Most baseball players stepping onto the diamond at John Thurman Field for the first time look at the expanse of the outfield and envision their power numbers melting away.
Anthony Jackson looks at the gaps and sees them as a major part of his once-in-a-lifetime opportunity.
The 2008 California League season is Jackson's for the taking. He's the opening-night center fielder for the Modesto Nuts, which means he'll use the gaps defensively to improve his skills in the field and offensively to turn line drives into doubles and triples.
And he'll do it at home.
When Jackson — a graduate of Davis High, Modesto Junior College and University of the Pacific — takes the field for tonight's season opener in Stockton, he'll become the first Modesto native to man a position for the local minor-league team in 25 years.
The last was Bruce Amador, who also went from Davis to MJC before manning second base for the Modesto A's in 1983.
"There might be a little added pressure in playing in front of my family every day," said Jackson, who turns 24 in June. "I'll be trying to play well for them, since they'll be in the stands.

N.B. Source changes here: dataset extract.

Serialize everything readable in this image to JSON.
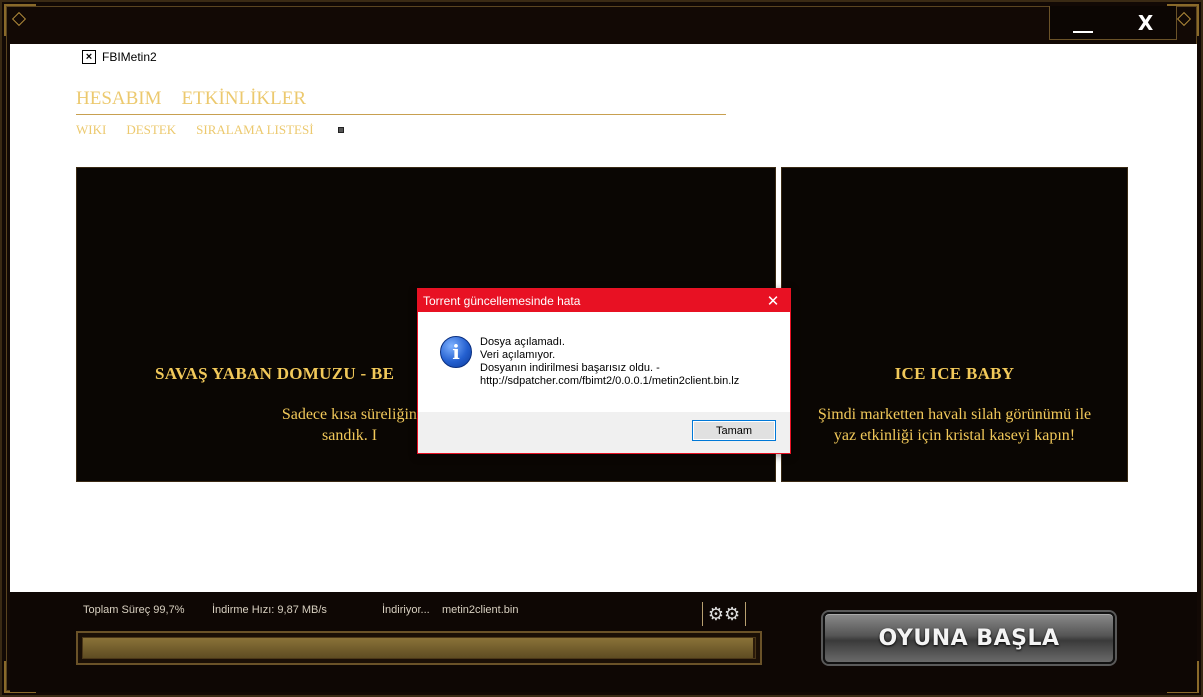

Overall, though, I think it will be a fun and good experience. I will be needing to get a lot of tickets, but it's not like I have a posse."
Yes, there is that danger every time a player returns to his hometown. If an athlete hung around with a fast crowd before turning professional, all of that element will be vying for a share of his time the instant he steps back onto the home turf.
"It all depends on the guy," Nuts manager Jerry Weinstein said. "If he's a good guy with good friends, it will be great. I suspect for A.J. it will all be good. If you have character guys on your team, it's never a problem. If they're not of strong character, it doesn't matter whether they're playing at home or not because they'll find bad friends in whatever town they play in. A bad guy always is going to find likewise idiots."
For Jackson's part, he chuckled at the notion that returning home could be anything but positive.
"I don't think I'll have to worry about that," said Jackson, who earned a bachelor's degree in communications in 2006 before Colorado took him in the 16th round of that year's draft. "It's a situation that I've yet to face, but if it does come up, I'll have to make the right decision. I'm mature enough to do that."
He also is mature enough to recognize his weaknesses, and what he needs to accomplish this season to continue his climb up the Rockies' organizational ladder.
Jackson is a .244 hitter through two professional years and has a .317 on-base percentage that is quite low for someone targeted as a potential leadoff hitter.
"I need to lessen my strikeouts and improve my on-base percentage," Jackson said. "I will be doing a lot more bunting and finding ways to get on base. I am a work in progress. I've made a lot of adjustments and have been working hard, so things are getting better for me all the time. The Rockies like me, they want me to get better, and I want to get better."
Yet, it's one of the truths of baseball that the higher you move, the more difficult the game becomes. Jackson stole 34 bases last season with Asheville (N.C). To match that total in the California League would be quite a feat, but Jackson's aim this season is 50 steals.
"Up here, it's all about picking the right time to run, and I need to work hard on that," he said. "But that's another part of the challenge that I am looking forward to taking on. I think I can get more than 50 stolen bases this year, and that's a goal." Playing at home means Jackson gets to live at home and eat home cooking. In the salary-poor low minors, that's a huge break. But before you think Jackson has a home-field advantage, consider that before Tuesday's exhibition game against MJC, Jackson hadn't played a game at Thurman Field.
Decades ago, including the time when Amador was roving the infield for Davis, high school games routinely were played at the ballpark, which changed its name from Del Webb Field to Thurman Field in 1984.
But in recent years, the only high school action on the field is an annual all-star game, which Jackson missed due to injury following his senior season at Davis.
"I've seen games here, but I've never played on this field," he said. "I know how big this outfield is, and that's another challenge that I'm looking forward to. Offensively, this field is great for me because there are a lot of triples in this ballpark.
"I want the stolen bases, and I want to hit for a good average. The on-base percentage is more important for me. If I get on base, good things will happen for our team."
Good things for Jackson's team. The home team.